Exercise> Each line of the data that includes the string "label" is to be copied out.

Supplied data>
═══
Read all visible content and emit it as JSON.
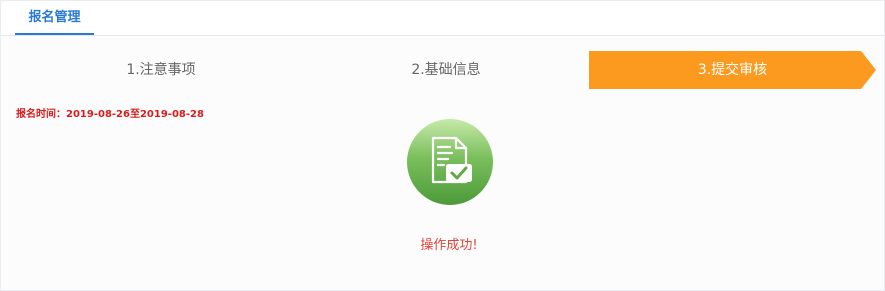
{
  "tabs": [
    {
      "label": "报名管理",
      "active": true
    }
  ],
  "steps": [
    {
      "label": "1.注意事项",
      "active": false
    },
    {
      "label": "2.基础信息",
      "active": false
    },
    {
      "label": "3.提交审核",
      "active": true
    }
  ],
  "registration_time": "报名时间：2019-08-26至2019-08-28",
  "success_icon": "document-check-icon",
  "success_message": "操作成功!",
  "colors": {
    "accent_blue": "#2a7ad5",
    "step_active": "#fc9a20",
    "alert_red": "#d71c1c",
    "icon_green": "#5fa845"
  }
}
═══
Solution to the exercise>
      "label": "报名管理",
      "label": "1.注意事项",
      "label": "2.基础信息",
      "label": "3.提交审核",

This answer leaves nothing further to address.